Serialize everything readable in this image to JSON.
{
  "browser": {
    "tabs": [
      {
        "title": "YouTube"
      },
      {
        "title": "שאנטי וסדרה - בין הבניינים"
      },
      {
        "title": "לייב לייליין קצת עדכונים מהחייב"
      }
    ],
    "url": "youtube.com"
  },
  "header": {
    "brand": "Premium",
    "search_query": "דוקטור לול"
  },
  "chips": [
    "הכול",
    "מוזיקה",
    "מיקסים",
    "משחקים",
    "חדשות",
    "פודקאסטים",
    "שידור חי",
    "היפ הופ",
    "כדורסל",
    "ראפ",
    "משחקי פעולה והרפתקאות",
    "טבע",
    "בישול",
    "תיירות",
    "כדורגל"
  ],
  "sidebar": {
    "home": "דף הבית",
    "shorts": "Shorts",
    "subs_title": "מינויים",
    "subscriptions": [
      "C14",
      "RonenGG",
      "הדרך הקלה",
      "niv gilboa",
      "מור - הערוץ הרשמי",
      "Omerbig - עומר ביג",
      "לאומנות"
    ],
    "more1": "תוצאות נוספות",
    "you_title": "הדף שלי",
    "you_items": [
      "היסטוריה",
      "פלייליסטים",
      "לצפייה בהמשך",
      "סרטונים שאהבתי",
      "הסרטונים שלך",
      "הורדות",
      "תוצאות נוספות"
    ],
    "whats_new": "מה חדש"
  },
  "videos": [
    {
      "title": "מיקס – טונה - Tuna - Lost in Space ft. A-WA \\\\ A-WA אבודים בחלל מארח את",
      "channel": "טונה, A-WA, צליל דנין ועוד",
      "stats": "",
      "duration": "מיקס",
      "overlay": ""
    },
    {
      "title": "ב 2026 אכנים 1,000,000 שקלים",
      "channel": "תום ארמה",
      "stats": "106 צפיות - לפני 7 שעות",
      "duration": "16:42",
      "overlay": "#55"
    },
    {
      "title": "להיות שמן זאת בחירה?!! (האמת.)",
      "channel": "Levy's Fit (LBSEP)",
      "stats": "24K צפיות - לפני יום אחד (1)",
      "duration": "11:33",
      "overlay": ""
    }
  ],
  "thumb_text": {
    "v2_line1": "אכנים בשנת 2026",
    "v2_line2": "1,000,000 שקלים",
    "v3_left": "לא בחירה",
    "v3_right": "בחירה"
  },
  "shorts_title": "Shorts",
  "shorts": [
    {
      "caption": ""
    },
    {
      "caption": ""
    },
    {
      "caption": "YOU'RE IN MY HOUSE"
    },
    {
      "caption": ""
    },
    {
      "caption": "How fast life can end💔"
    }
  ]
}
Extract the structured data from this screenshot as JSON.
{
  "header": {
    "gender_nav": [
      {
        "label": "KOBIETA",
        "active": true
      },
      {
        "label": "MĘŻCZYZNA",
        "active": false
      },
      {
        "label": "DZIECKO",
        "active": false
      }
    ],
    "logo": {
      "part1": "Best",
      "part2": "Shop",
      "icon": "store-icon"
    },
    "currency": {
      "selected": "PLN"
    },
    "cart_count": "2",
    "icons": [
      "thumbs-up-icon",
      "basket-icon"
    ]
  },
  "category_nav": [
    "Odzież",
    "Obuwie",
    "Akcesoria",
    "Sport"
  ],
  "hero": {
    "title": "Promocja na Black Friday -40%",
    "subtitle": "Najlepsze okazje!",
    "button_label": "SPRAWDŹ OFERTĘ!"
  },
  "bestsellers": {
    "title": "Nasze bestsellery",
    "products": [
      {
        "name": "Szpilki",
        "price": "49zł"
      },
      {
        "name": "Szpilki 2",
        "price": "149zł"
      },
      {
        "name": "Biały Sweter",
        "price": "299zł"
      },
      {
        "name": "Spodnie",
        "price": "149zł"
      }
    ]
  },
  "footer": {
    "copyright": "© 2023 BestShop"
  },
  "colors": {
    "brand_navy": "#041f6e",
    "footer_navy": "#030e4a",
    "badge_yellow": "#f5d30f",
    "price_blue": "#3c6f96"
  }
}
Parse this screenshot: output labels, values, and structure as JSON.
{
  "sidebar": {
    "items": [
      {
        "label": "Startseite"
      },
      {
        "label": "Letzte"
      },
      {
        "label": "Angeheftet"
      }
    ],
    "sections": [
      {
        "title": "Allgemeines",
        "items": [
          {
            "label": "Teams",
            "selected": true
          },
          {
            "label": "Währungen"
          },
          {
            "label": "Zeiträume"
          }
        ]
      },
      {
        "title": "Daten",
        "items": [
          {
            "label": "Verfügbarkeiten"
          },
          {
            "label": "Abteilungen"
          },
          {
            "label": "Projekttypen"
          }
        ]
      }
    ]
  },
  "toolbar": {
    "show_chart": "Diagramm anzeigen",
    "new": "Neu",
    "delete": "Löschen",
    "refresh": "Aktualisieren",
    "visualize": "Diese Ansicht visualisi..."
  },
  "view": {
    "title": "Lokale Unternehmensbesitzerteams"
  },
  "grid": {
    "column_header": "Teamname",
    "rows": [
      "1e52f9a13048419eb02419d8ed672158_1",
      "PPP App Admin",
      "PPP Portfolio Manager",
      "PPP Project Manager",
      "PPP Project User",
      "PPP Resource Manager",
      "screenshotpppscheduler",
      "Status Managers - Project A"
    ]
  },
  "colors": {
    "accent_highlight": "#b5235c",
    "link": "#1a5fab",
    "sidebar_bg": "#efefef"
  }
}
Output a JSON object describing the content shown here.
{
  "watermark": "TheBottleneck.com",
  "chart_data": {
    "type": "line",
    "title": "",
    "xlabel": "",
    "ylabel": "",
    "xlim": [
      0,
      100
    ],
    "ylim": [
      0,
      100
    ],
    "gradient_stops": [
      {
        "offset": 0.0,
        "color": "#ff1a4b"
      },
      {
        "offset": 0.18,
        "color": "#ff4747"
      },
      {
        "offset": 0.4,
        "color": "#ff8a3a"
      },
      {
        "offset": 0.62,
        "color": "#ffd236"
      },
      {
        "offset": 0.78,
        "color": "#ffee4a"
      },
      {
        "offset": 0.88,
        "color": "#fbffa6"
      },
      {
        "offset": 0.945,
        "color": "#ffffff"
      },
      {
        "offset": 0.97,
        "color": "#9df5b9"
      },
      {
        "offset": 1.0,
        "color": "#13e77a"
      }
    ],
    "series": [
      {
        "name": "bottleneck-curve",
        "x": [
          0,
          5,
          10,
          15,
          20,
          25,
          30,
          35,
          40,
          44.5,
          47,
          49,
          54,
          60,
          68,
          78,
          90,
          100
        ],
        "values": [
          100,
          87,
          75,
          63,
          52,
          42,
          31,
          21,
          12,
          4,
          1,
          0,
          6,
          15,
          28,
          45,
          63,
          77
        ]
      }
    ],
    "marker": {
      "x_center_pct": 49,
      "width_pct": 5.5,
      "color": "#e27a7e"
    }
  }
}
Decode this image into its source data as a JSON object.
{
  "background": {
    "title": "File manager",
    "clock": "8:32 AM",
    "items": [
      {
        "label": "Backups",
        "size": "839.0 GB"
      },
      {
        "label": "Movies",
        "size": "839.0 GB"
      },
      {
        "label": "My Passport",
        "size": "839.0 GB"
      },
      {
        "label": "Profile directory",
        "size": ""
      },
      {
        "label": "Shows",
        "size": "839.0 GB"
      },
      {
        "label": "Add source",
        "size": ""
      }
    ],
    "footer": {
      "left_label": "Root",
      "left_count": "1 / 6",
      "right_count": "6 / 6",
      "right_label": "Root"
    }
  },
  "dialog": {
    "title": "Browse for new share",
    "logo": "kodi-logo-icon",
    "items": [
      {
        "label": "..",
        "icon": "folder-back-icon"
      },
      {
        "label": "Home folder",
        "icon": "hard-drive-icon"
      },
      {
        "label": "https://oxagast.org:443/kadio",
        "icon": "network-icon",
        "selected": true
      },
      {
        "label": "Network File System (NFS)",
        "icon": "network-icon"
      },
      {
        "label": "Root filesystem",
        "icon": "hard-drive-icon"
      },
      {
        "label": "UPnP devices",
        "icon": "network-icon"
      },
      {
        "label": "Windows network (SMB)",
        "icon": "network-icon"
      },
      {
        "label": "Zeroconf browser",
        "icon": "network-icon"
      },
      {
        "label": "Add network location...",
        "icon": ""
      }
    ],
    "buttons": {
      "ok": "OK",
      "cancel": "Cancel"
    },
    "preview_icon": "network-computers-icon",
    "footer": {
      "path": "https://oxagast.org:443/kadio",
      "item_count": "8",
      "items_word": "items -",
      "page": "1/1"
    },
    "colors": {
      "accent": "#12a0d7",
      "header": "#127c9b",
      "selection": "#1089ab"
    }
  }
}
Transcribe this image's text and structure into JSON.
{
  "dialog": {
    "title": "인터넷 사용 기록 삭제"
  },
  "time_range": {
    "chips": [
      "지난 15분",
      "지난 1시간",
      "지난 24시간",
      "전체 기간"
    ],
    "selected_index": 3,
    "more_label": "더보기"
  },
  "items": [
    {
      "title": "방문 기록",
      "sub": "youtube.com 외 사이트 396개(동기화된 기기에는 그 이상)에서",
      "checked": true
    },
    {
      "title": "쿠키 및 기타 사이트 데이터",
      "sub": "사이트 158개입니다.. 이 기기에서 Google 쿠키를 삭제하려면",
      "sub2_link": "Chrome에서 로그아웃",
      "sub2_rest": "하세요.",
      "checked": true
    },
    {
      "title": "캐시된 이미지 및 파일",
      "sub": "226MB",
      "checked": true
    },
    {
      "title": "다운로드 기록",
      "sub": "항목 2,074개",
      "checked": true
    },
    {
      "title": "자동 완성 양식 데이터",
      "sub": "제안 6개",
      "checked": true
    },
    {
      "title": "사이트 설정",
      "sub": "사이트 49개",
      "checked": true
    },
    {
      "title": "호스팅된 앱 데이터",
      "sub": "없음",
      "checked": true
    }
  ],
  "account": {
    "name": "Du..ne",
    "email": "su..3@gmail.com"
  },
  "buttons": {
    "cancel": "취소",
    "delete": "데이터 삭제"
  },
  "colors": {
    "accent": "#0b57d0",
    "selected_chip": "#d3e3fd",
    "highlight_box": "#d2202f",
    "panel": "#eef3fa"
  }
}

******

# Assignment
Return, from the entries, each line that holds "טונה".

# Answer space
      "title": "מיקס – טונה - Tuna - Lost in Space ft. A-WA \\\\ A-WA אבודים בחלל מארח את",
      "channel": "טונה, A-WA, צליל דנין ועוד",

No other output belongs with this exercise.